• Task statement:
Whenever a line in the data holds the string "value", pull that line out.

• Entries supplied:
------------------------------------------------------------
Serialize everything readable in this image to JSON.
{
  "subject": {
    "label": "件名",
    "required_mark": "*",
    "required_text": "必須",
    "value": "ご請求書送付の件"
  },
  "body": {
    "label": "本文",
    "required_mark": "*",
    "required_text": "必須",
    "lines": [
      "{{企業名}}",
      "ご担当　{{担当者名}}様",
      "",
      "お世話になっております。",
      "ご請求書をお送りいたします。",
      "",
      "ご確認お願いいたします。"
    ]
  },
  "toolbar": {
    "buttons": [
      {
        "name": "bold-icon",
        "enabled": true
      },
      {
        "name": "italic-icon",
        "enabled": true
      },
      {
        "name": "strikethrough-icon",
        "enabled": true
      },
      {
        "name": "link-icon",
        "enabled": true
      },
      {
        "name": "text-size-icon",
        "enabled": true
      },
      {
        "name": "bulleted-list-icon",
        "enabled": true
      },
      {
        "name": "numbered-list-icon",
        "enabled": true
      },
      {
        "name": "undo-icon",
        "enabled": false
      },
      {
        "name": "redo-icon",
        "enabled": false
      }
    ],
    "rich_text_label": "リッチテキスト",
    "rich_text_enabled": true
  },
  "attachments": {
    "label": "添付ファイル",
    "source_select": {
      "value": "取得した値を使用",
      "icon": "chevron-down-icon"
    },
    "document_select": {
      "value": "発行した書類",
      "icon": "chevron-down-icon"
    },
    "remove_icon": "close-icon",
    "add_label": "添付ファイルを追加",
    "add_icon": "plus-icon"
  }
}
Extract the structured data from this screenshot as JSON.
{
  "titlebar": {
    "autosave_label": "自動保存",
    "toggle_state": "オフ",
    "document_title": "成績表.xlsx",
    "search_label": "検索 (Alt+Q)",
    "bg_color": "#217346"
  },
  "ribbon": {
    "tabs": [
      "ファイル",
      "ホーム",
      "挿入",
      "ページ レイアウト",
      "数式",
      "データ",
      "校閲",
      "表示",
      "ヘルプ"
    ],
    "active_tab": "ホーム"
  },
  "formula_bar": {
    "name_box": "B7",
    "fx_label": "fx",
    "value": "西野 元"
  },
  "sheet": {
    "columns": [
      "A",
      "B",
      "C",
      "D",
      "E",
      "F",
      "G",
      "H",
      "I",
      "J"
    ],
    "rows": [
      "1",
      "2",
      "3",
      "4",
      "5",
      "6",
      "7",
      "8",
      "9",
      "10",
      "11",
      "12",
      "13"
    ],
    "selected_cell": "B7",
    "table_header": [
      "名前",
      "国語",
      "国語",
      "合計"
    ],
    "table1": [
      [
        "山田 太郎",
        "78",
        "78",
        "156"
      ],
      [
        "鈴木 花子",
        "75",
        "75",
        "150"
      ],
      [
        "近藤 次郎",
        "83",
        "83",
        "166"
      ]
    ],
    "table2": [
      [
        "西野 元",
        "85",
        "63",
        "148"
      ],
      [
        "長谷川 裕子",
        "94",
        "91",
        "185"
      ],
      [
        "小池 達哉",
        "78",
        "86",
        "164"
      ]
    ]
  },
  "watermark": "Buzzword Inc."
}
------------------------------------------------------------
• Your response:
    "value": "ご請求書送付の件"
      "value": "取得した値を使用",
      "value": "発行した書類",
    "value": "西野 元"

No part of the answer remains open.